wide boy


Also found in: Dictionary, Wikipedia.

wide boy

Someone who attempts to earn money in a dishonest way. Primarily heard in UK. He's a wide boy who always tries to scam people out of money.
See also: boy, wide

a ˈwide boy

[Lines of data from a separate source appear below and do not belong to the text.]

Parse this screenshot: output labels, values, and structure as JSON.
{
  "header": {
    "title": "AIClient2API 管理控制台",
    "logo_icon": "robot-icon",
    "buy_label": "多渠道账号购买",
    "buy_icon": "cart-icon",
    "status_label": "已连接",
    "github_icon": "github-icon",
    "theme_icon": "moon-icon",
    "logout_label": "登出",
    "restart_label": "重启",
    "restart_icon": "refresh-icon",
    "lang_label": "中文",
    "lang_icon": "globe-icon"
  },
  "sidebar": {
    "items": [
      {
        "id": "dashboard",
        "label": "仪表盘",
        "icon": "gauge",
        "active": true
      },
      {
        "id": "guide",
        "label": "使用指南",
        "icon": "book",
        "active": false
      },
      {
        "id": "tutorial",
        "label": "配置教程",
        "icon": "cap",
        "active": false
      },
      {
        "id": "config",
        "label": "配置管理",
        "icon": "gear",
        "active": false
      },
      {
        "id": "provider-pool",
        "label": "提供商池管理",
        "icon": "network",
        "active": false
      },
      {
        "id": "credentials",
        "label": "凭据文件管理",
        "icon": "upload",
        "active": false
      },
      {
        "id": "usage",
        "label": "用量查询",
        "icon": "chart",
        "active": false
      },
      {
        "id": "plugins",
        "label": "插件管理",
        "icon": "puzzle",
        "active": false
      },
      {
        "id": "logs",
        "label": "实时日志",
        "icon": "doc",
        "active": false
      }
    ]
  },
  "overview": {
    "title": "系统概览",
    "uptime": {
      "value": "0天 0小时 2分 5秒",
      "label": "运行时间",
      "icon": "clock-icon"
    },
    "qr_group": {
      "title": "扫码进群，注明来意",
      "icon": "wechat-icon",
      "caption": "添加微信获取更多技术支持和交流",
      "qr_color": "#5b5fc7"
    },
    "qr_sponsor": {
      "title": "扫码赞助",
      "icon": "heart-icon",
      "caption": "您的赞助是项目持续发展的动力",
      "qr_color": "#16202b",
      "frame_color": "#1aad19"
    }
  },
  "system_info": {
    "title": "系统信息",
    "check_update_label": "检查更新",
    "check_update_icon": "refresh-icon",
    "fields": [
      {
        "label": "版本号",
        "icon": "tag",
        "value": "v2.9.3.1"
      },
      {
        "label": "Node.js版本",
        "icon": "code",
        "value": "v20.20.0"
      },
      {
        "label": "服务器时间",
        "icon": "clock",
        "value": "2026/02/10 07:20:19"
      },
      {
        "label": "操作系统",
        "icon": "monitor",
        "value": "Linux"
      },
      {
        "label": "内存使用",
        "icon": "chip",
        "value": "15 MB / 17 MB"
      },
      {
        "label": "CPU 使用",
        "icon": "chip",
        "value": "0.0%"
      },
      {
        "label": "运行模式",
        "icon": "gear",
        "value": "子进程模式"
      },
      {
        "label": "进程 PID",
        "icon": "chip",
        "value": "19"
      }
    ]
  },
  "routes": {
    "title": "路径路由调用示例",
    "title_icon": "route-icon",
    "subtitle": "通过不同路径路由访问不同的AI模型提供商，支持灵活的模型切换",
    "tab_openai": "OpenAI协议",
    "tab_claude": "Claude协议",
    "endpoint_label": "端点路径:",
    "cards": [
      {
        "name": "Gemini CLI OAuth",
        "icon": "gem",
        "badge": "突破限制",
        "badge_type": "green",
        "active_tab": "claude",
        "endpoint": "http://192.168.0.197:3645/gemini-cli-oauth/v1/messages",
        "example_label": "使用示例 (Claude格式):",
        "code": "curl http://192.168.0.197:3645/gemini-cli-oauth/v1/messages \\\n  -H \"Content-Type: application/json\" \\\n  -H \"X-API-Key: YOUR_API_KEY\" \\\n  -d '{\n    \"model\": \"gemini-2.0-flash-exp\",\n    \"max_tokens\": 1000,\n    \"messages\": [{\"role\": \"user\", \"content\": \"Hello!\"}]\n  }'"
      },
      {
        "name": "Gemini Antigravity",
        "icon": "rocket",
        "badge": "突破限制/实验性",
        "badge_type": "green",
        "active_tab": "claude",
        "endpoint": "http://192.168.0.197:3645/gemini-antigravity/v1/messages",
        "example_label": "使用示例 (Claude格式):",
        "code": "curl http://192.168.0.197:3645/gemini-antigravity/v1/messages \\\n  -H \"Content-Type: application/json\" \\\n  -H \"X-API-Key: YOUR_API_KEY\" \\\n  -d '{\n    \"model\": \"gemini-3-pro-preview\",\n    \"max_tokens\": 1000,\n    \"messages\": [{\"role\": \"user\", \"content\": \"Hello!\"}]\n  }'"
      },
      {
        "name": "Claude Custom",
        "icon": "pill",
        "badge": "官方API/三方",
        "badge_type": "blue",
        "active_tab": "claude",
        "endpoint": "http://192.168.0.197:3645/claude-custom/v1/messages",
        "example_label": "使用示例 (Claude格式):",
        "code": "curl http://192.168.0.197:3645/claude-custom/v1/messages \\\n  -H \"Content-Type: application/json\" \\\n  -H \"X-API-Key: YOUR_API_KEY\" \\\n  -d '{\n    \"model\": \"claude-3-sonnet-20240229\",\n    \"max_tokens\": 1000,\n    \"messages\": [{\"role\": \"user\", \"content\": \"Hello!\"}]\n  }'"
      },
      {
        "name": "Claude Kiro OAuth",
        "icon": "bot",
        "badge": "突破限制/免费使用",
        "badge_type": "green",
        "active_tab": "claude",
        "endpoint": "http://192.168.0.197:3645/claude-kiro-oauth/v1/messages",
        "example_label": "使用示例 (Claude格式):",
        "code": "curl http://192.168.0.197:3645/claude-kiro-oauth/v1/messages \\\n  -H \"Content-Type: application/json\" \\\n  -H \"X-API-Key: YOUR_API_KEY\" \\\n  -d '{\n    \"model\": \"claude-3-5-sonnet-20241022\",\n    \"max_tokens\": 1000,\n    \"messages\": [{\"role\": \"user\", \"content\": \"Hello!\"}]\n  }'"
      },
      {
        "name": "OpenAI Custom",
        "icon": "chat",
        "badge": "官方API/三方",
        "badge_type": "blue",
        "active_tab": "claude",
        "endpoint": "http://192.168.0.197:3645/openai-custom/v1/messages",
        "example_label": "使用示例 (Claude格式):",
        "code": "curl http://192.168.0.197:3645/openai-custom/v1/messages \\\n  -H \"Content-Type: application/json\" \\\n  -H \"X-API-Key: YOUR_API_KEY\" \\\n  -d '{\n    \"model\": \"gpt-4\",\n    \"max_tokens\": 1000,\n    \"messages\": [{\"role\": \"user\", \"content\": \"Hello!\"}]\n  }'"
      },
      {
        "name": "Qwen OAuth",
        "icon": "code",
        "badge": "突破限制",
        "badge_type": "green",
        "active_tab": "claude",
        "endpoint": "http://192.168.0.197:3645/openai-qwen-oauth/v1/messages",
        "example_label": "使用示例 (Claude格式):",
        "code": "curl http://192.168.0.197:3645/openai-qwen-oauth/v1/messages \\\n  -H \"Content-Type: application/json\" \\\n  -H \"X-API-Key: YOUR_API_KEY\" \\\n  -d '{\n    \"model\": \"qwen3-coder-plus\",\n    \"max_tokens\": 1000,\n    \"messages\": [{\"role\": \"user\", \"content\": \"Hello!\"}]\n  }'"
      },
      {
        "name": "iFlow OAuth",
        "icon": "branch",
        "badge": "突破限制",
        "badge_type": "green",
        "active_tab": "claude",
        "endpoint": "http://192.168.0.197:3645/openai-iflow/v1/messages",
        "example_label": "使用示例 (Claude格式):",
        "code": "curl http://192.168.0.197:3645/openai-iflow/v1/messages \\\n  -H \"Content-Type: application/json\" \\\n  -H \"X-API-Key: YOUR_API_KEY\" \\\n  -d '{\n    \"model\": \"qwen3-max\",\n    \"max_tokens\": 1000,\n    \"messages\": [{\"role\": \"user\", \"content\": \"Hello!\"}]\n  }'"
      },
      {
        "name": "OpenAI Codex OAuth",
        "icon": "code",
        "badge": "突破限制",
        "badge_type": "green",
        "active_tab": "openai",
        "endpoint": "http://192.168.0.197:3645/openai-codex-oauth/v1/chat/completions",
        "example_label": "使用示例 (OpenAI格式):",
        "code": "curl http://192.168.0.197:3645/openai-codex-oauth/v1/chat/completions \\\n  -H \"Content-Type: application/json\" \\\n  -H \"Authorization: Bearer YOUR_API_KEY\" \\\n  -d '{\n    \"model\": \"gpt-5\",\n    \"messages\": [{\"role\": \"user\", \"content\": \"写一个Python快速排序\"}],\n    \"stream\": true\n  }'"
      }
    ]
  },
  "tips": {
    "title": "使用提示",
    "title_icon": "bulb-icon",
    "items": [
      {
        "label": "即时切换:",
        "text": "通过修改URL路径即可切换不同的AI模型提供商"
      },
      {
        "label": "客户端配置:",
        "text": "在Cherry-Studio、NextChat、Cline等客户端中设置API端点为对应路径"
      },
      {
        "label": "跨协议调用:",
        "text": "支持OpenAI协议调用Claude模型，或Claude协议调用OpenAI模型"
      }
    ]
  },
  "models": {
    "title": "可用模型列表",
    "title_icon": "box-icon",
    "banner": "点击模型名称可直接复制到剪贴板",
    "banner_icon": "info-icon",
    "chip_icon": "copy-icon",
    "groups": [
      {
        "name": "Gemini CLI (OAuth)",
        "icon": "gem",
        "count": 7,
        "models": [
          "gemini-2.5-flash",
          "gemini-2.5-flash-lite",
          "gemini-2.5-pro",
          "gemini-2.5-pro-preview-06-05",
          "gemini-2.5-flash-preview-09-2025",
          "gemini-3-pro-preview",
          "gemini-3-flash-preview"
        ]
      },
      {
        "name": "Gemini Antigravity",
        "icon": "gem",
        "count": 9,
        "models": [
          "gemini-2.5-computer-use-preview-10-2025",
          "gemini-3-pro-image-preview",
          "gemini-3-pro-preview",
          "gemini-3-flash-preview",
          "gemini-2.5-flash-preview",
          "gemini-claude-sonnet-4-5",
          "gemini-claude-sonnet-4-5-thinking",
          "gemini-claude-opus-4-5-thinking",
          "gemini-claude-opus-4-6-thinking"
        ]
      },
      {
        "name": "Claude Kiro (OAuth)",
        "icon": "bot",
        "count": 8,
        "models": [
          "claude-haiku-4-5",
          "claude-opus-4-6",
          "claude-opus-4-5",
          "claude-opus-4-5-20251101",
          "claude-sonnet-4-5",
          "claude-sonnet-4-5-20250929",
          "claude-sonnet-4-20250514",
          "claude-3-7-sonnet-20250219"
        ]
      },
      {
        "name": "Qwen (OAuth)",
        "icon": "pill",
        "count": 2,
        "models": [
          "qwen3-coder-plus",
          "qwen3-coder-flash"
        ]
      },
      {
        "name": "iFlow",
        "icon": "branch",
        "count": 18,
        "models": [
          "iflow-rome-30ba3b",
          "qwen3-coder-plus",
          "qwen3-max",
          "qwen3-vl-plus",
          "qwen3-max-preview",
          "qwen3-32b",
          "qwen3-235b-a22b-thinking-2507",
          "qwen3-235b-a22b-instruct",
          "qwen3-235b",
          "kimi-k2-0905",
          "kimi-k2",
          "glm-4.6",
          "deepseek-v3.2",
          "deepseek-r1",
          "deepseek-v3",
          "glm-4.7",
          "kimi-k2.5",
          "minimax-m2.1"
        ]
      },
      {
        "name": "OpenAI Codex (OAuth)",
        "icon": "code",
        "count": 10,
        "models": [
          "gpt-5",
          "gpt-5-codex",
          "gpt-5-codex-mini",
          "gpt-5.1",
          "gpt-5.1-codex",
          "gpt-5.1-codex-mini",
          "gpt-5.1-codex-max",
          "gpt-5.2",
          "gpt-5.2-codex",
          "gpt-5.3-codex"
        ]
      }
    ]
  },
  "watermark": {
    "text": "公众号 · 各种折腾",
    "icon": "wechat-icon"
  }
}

(British English, informal, disapproving) a man who makes money in dishonest ways: If he offers you a business deal, say no. He’s a bit of a wide boy.
See also: boy, wide
References in periodicals archive ?
While living rough they meet con men, Good Samaritans, wide boys and buskers - in pubs, burger bars and doss houses across the length and breadth of England.
Former Hoops wide boy is keen to pass on his wealth of knowledge
WIDE BOY Milner gave Poland plenty of problems FAN POWER The Wembley crowd will pump up volume
The wide boy said: "We have a great chance of going up with this squad.
But it seems more likely the wide boy will let his contract run down before considering all his options.
But the ex-Liverpool wide boy has stayed away from the headlines in recent years, and now Blackburn boss Allardyce is urging fans to give him a second chance.
Botti's hack Wide Boy was top dog, with judges commenting that the horse wouldn't have been out of place in any top showing class.
DAVID MOYES hopes that wide boy James McFadden can sparkle on centre stage this season.
But now the Hibs wide boy is taking on the role of a senior player with the Scotland Under-21s.
STEPHEN Elliott today admitted he doesn't mind becoming a Wolves' wide boy after another impressive performance on the wing.
Now 24, he tours with an act that includes his alter ego Calvin Wide Boy.
HAVING read Jenny Watson's review of The Ale House at the Royal Court,I agree with her overall rating but cannot understand why she criticised the performance of Roy Davis as wide boy Yogi.
ENGLAND cast-off Matt Banahan insists he has got his try-scoring touch back now he is settled as a wide boy.
BRAZILIAN wide boy Sammir isn't scared of getting physical with Hearts after bruising battles in his homeland.
On my way to a day of arrers at the Circus Tavern in December, I got talking to a cockney wide boy at the train station, and asked him: "Are you going to the darts?